Are Streamergencies Ruining Your Productivity? Read Our Latest Research to Find Out
In March of 2020, the world woke up to the grim reality of COVID-19. The pandemic forced everyone to spend the majority of their time at home, and the internet was put to the ultimate stress test.
All of a sudden, millions of people simultaneously needed high-quality, uninterrupted internet. While internet service providers did keep almost everyone mostly online throughout the pandemic, service left a lot to be desired. Every challenge was exacerbated by the importance of staying online.
And over the past year, we’ve heard from so many of you who have been impacted by issues with your internet - streamergencies, or streaming emergencies, that have left you struggling to stay productive. Our team has experienced many of the same challenges.
Two-thirds of Americans feel their productivity has been impacted to some degree by internet speed or stability issues.
We had enough with bad internet and decided to do something about it. First by quickly making upgrades to Speedify and unlocking features that make it ideal for video conferencing, gaming, live streaming and everything else that helps us interact virtually.
And now by getting to the roots of the issue, to figure out the impact of streamergencies. Everyone isn’t imagining the problems they’re facing. While a lot of people haven’t had internet issues, millions of people continually have them.
Today, we announced our latest research report, called "State of Streamergency", which looked at the imperfect internet we all face, the most important online activities for consumers, and remote workers’ productivity challenges.
We asked more than 500 consumers in the US for their opinions on how the internet has performed during the pandemic and the streamergencies that have increasingly disrupted online activities.
A Growing Need for Reliable Internet
What we found is that although most people are generally satisfied with their home internet connections, the majority are either only somewhat satisfied or have some degree of frustration with it. If we extrapolate our results to the US population, more than 36 million people in the country are likely to be dissatisfied with their home internet.
As we all rely on it for work and other activities, the importance of having a reliable internet connection only continues to grow. If a streamergency hits at exactly the wrong moment, frustration ratchets up.
- Our study found that 94% of the more than 500 consumers surveyed feel it is very important to have a reliable internet connection.
- Remote workers are even more likely than the average respondent to feel it’s important, with 100% stating that.
- Yet 88% of consumers experience some degree of nervousness or frustration about their internet connection’s stability, indicating that reliability isn’t quite where it needs to be.
The Online Activities That Matter Most
As the internet has taken on a more central role in everything we do, people care most about activities that connect them to other people. They feel very frustrated when a streamergency happens during those key activities.
- The top three activities respondents most frequently cited that they use their home internet for are: streaming videos, joining video conferences and work.
- The three situations respondents identified as being the most frustrating for the internet to fail: video conferencing, hosting a virtual event and talking to friends and family.
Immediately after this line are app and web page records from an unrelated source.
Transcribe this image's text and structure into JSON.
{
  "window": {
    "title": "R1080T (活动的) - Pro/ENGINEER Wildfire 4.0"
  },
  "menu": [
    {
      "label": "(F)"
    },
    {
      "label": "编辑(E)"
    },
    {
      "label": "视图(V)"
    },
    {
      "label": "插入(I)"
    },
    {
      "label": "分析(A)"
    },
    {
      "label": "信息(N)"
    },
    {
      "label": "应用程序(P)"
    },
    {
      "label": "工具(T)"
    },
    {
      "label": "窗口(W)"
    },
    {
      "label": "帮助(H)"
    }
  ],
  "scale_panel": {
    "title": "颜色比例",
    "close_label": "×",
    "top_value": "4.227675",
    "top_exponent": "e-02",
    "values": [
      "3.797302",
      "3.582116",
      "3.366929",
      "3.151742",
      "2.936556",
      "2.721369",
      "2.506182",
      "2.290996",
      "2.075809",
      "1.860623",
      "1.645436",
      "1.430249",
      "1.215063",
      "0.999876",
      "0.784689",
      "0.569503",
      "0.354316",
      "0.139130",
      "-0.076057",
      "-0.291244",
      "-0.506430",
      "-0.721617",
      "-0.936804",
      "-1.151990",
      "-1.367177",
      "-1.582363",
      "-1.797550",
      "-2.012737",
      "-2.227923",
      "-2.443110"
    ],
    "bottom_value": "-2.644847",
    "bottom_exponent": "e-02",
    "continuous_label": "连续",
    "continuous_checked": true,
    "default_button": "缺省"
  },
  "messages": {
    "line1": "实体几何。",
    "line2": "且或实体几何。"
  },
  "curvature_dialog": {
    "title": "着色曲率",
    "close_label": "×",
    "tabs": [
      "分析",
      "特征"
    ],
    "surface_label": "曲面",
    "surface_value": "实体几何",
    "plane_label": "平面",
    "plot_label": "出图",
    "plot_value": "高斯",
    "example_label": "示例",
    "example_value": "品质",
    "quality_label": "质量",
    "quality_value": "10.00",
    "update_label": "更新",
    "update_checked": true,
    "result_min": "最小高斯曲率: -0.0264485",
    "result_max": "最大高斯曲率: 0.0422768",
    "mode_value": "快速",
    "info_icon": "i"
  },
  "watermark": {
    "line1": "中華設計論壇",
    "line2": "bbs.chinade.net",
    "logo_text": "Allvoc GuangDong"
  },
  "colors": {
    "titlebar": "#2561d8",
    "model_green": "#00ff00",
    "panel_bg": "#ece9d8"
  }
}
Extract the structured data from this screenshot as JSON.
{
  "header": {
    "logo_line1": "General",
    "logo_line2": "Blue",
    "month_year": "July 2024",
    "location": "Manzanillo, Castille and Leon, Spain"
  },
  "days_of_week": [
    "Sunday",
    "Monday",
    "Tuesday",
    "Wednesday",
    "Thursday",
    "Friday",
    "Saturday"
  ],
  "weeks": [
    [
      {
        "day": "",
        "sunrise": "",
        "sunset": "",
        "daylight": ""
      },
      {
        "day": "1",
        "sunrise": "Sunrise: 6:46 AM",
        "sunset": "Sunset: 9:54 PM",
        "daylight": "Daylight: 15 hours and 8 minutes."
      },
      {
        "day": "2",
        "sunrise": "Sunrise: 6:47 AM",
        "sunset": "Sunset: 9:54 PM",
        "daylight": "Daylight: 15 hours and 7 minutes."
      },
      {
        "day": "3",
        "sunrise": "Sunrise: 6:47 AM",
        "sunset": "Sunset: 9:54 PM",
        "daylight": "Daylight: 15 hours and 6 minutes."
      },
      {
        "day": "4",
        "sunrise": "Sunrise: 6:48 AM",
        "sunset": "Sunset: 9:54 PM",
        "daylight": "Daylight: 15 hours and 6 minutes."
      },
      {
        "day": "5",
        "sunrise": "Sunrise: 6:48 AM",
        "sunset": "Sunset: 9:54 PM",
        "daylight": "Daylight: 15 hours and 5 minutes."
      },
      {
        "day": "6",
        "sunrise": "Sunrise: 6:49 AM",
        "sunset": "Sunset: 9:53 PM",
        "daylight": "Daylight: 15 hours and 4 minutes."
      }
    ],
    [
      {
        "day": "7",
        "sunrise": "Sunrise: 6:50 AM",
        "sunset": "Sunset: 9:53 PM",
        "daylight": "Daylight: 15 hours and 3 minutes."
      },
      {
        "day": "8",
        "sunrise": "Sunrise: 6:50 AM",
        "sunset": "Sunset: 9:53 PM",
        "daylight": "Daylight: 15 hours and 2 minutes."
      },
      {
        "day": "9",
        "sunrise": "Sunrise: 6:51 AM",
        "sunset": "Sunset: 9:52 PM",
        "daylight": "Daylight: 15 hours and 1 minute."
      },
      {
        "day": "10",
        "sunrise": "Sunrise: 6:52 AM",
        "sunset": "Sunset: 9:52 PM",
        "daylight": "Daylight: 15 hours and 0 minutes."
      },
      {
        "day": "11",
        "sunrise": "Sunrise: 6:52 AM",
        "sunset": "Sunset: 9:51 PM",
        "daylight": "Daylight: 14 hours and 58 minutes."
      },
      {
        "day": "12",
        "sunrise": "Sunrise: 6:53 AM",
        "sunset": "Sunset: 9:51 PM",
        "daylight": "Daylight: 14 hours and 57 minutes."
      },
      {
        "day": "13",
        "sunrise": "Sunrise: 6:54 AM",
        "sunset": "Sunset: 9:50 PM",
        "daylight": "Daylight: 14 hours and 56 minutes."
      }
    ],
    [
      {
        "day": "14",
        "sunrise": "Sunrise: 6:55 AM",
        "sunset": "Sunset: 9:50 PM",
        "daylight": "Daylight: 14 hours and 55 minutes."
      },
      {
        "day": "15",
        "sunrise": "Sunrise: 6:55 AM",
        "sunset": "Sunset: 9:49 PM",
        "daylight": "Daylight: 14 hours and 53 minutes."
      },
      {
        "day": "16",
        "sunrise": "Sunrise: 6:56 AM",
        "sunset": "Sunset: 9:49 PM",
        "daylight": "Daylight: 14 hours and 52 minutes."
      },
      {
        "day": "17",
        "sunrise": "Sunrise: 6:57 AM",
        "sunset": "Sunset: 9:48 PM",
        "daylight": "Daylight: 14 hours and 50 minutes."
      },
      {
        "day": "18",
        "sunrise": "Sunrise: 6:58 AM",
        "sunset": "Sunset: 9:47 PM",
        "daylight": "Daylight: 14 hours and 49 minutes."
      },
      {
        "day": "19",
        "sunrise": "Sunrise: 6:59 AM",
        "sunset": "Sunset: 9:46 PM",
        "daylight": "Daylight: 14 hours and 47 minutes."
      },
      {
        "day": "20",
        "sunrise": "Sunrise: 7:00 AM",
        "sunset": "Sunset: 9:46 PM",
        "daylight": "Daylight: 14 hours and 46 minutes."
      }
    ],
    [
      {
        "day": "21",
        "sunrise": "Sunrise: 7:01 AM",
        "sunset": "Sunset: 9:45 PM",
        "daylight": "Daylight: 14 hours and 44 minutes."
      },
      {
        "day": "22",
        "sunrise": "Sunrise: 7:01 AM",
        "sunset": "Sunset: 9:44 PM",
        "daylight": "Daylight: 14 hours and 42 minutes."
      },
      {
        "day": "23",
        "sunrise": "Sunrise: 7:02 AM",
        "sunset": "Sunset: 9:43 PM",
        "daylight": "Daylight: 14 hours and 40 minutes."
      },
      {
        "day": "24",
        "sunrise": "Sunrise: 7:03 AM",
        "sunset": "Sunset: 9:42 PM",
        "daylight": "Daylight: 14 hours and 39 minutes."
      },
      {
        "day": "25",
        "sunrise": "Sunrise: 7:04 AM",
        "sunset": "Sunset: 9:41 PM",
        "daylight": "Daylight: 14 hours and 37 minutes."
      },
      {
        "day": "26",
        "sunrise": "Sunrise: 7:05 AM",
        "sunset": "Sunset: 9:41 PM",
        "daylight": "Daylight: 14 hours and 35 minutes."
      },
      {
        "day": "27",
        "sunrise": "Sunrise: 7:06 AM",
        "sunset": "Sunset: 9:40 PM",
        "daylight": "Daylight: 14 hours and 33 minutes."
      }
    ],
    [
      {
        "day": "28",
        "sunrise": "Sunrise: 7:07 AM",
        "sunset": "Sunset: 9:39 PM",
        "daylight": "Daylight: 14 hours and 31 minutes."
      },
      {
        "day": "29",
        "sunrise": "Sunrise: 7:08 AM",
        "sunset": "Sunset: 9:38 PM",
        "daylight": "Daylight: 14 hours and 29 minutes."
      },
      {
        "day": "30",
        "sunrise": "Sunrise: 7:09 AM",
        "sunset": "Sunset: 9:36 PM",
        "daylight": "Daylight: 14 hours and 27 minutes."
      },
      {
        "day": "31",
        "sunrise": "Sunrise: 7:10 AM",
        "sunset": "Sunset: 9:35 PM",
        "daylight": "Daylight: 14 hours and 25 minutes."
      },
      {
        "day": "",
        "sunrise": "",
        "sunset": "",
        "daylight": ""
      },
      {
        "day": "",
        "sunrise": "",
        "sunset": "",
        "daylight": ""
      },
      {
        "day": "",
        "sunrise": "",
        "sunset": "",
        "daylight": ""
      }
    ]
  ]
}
Video Conferencing and Its Imperfections
Video is at the center of our lives now, from streaming videos online to video conferences and video chats with loved ones.
Zoom, Microsoft Teams, Webex and other video conferencing providers took the world by storm in 2020 as we migrated to virtual interactions due to the pandemic. But video conferencing has also introduced new challenges and frustrations.
- Zoom is the video conferencing provider people are most likely to use, with 72% using the service, followed by Webex, Microsoft Teams and Google Meet.
- Remote workers are even more likely to use Zoom than the average person, with 88% using it.
- The internet has failed or performed poorly for nearly one in three video conferencing users.
- Rural users are disproportionately affected, as they are 66% more likely to believe video conferencing has performed poorly compared to urban dwellers.
The Plight of Remote Workers
Almost half (48%) of employed respondents are currently working from home. Remote workers have stayed as productive as possible during the pandemic, but significant numbers have lost productivity due to unreliable internet. In fact, 68% of respondents believe their productivity has been impacted to some degree due to internet speed or stability issues.
- Generally, workers appreciate their work from home arrangements, with 77% of remote workers feeling satisfied with it
- However, more than one in ten employees feel they have been impacted to a great extent by internet speed and stability issues.
- Remote workers are feeling the pain even more than average, as 77% have been impacted to some degree by those issues compared to the average worker.
- Over half of workers believe their organizations aren’t doing enough to ensure they have fast or stable internet.
The Way Forward on Overcoming Streamergencies
Streamergencies are a fact of life now, but they don’t have to be.
There are several steps people can take to reduce the impact of streamergencies. The first is to upgrade your equipment, such as using routers with the latest standards and adding range extenders or repeaters in larger spaces.
Next, shop around providers to see if one offers better connectivity in your area. Explore the tiers of their offerings and find one that has enough speed to meet your needs.
Lastly, software. We all typically have access to more than one internet connection but can only use one at a time. Speedify is designed to stop streamergencies. It’s the only tool that combines all of your internet connections at once, to take advantage of their combined speed and reliability.
We will continue to interact with people and work online. By following those steps, streamergencies can eventually become a relic of the pandemic.